- _Problem statement_: Write back every record verbatim.

[Data entries]
________________________
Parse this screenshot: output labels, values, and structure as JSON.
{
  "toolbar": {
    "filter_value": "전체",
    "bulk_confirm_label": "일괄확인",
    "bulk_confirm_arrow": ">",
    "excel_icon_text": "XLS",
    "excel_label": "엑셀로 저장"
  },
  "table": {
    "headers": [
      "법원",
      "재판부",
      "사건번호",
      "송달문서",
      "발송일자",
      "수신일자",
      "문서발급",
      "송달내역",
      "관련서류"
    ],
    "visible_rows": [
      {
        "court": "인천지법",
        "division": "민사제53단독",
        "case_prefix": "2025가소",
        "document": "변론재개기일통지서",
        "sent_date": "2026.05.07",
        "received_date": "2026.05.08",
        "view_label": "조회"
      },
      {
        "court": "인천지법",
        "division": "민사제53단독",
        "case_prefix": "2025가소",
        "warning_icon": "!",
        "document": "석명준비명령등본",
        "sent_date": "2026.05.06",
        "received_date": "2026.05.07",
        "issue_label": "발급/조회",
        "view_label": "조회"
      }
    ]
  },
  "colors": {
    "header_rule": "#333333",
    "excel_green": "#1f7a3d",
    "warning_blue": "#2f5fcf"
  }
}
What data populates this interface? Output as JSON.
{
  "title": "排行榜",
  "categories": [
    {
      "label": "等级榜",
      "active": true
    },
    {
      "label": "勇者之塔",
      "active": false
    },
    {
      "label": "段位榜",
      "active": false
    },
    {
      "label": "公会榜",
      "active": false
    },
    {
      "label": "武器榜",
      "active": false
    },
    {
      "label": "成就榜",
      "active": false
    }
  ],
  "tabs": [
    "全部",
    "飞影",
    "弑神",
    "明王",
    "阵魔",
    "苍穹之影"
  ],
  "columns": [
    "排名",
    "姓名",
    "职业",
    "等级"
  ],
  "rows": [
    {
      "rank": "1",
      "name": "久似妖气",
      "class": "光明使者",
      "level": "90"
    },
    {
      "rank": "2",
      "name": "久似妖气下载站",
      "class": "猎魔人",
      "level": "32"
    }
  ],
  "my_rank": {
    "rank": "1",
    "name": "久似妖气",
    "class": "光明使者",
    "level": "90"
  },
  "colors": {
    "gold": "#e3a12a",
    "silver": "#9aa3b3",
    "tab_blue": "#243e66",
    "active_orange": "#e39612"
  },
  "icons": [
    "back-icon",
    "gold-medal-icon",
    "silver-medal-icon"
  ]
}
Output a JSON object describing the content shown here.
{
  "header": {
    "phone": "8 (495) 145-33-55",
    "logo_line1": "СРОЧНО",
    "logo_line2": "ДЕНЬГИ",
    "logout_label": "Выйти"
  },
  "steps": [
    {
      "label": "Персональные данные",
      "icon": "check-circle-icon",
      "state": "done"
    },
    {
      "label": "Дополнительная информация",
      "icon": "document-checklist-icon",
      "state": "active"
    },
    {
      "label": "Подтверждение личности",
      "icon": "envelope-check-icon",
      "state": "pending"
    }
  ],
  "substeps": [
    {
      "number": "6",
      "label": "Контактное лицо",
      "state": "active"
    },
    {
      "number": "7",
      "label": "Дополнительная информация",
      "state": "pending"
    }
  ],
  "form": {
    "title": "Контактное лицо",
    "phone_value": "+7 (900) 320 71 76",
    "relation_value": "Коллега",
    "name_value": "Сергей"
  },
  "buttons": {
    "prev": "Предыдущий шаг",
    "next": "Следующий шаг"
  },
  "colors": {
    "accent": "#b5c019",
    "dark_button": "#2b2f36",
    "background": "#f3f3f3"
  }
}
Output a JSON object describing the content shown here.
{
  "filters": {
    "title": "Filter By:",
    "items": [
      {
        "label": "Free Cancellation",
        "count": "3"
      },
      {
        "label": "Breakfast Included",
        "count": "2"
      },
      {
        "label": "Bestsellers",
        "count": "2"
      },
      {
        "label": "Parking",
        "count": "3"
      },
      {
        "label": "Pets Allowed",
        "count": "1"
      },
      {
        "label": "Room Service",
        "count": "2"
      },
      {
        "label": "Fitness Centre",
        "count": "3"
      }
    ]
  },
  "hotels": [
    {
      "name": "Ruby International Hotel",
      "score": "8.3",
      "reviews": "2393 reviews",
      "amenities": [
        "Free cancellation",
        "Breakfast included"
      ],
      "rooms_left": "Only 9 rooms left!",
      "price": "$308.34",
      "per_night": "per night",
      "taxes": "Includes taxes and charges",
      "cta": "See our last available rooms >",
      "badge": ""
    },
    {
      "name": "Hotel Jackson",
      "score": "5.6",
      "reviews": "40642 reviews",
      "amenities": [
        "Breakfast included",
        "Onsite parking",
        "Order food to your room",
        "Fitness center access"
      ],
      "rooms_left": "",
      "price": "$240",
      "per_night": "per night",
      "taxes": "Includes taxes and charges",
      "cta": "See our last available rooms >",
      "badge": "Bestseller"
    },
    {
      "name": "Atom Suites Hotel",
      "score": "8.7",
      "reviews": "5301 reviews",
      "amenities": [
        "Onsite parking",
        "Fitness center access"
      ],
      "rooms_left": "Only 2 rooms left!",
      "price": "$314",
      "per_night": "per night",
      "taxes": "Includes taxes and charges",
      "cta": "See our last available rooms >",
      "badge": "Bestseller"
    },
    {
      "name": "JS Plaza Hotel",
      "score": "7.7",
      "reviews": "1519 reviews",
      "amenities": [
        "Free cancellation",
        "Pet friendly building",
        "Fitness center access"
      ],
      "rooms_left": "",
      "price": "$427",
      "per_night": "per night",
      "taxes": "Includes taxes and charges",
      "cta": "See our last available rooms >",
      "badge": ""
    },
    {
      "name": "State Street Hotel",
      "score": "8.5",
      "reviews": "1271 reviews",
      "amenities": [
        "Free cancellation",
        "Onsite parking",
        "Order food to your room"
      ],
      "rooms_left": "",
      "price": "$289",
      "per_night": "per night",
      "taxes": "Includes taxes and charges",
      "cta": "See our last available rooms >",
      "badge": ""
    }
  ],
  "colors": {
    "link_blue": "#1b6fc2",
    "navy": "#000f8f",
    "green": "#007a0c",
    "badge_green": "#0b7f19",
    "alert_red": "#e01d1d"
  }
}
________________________
- _Response below_:
Parse this screenshot: output labels, values, and structure as JSON.
{
  "toolbar": {
    "filter_value": "전체",
    "bulk_confirm_label": "일괄확인",
    "bulk_confirm_arrow": ">",
    "excel_icon_text": "XLS",
    "excel_label": "엑셀로 저장"
  },
  "table": {
    "headers": [
      "법원",
      "재판부",
      "사건번호",
      "송달문서",
      "발송일자",
      "수신일자",
      "문서발급",
      "송달내역",
      "관련서류"
    ],
    "visible_rows": [
      {
        "court": "인천지법",
        "division": "민사제53단독",
        "case_prefix": "2025가소",
        "document": "변론재개기일통지서",
        "sent_date": "2026.05.07",
        "received_date": "2026.05.08",
        "view_label": "조회"
      },
      {
        "court": "인천지법",
        "division": "민사제53단독",
        "case_prefix": "2025가소",
        "warning_icon": "!",
        "document": "석명준비명령등본",
        "sent_date": "2026.05.06",
        "received_date": "2026.05.07",
        "issue_label": "발급/조회",
        "view_label": "조회"
      }
    ]
  },
  "colors": {
    "header_rule": "#333333",
    "excel_green": "#1f7a3d",
    "warning_blue": "#2f5fcf"
  }
}
What data populates this interface? Output as JSON.
{
  "title": "排行榜",
  "categories": [
    {
      "label": "等级榜",
      "active": true
    },
    {
      "label": "勇者之塔",
      "active": false
    },
    {
      "label": "段位榜",
      "active": false
    },
    {
      "label": "公会榜",
      "active": false
    },
    {
      "label": "武器榜",
      "active": false
    },
    {
      "label": "成就榜",
      "active": false
    }
  ],
  "tabs": [
    "全部",
    "飞影",
    "弑神",
    "明王",
    "阵魔",
    "苍穹之影"
  ],
  "columns": [
    "排名",
    "姓名",
    "职业",
    "等级"
  ],
  "rows": [
    {
      "rank": "1",
      "name": "久似妖气",
      "class": "光明使者",
      "level": "90"
    },
    {
      "rank": "2",
      "name": "久似妖气下载站",
      "class": "猎魔人",
      "level": "32"
    }
  ],
  "my_rank": {
    "rank": "1",
    "name": "久似妖气",
    "class": "光明使者",
    "level": "90"
  },
  "colors": {
    "gold": "#e3a12a",
    "silver": "#9aa3b3",
    "tab_blue": "#243e66",
    "active_orange": "#e39612"
  },
  "icons": [
    "back-icon",
    "gold-medal-icon",
    "silver-medal-icon"
  ]
}
Output a JSON object describing the content shown here.
{
  "header": {
    "phone": "8 (495) 145-33-55",
    "logo_line1": "СРОЧНО",
    "logo_line2": "ДЕНЬГИ",
    "logout_label": "Выйти"
  },
  "steps": [
    {
      "label": "Персональные данные",
      "icon": "check-circle-icon",
      "state": "done"
    },
    {
      "label": "Дополнительная информация",
      "icon": "document-checklist-icon",
      "state": "active"
    },
    {
      "label": "Подтверждение личности",
      "icon": "envelope-check-icon",
      "state": "pending"
    }
  ],
  "substeps": [
    {
      "number": "6",
      "label": "Контактное лицо",
      "state": "active"
    },
    {
      "number": "7",
      "label": "Дополнительная информация",
      "state": "pending"
    }
  ],
  "form": {
    "title": "Контактное лицо",
    "phone_value": "+7 (900) 320 71 76",
    "relation_value": "Коллега",
    "name_value": "Сергей"
  },
  "buttons": {
    "prev": "Предыдущий шаг",
    "next": "Следующий шаг"
  },
  "colors": {
    "accent": "#b5c019",
    "dark_button": "#2b2f36",
    "background": "#f3f3f3"
  }
}
Output a JSON object describing the content shown here.
{
  "filters": {
    "title": "Filter By:",
    "items": [
      {
        "label": "Free Cancellation",
        "count": "3"
      },
      {
        "label": "Breakfast Included",
        "count": "2"
      },
      {
        "label": "Bestsellers",
        "count": "2"
      },
      {
        "label": "Parking",
        "count": "3"
      },
      {
        "label": "Pets Allowed",
        "count": "1"
      },
      {
        "label": "Room Service",
        "count": "2"
      },
      {
        "label": "Fitness Centre",
        "count": "3"
      }
    ]
  },
  "hotels": [
    {
      "name": "Ruby International Hotel",
      "score": "8.3",
      "reviews": "2393 reviews",
      "amenities": [
        "Free cancellation",
        "Breakfast included"
      ],
      "rooms_left": "Only 9 rooms left!",
      "price": "$308.34",
      "per_night": "per night",
      "taxes": "Includes taxes and charges",
      "cta": "See our last available rooms >",
      "badge": ""
    },
    {
      "name": "Hotel Jackson",
      "score": "5.6",
      "reviews": "40642 reviews",
      "amenities": [
        "Breakfast included",
        "Onsite parking",
        "Order food to your room",
        "Fitness center access"
      ],
      "rooms_left": "",
      "price": "$240",
      "per_night": "per night",
      "taxes": "Includes taxes and charges",
      "cta": "See our last available rooms >",
      "badge": "Bestseller"
    },
    {
      "name": "Atom Suites Hotel",
      "score": "8.7",
      "reviews": "5301 reviews",
      "amenities": [
        "Onsite parking",
        "Fitness center access"
      ],
      "rooms_left": "Only 2 rooms left!",
      "price": "$314",
      "per_night": "per night",
      "taxes": "Includes taxes and charges",
      "cta": "See our last available rooms >",
      "badge": "Bestseller"
    },
    {
      "name": "JS Plaza Hotel",
      "score": "7.7",
      "reviews": "1519 reviews",
      "amenities": [
        "Free cancellation",
        "Pet friendly building",
        "Fitness center access"
      ],
      "rooms_left": "",
      "price": "$427",
      "per_night": "per night",
      "taxes": "Includes taxes and charges",
      "cta": "See our last available rooms >",
      "badge": ""
    },
    {
      "name": "State Street Hotel",
      "score": "8.5",
      "reviews": "1271 reviews",
      "amenities": [
        "Free cancellation",
        "Onsite parking",
        "Order food to your room"
      ],
      "rooms_left": "",
      "price": "$289",
      "per_night": "per night",
      "taxes": "Includes taxes and charges",
      "cta": "See our last available rooms >",
      "badge": ""
    }
  ],
  "colors": {
    "link_blue": "#1b6fc2",
    "navy": "#000f8f",
    "green": "#007a0c",
    "badge_green": "#0b7f19",
    "alert_red": "#e01d1d"
  }
}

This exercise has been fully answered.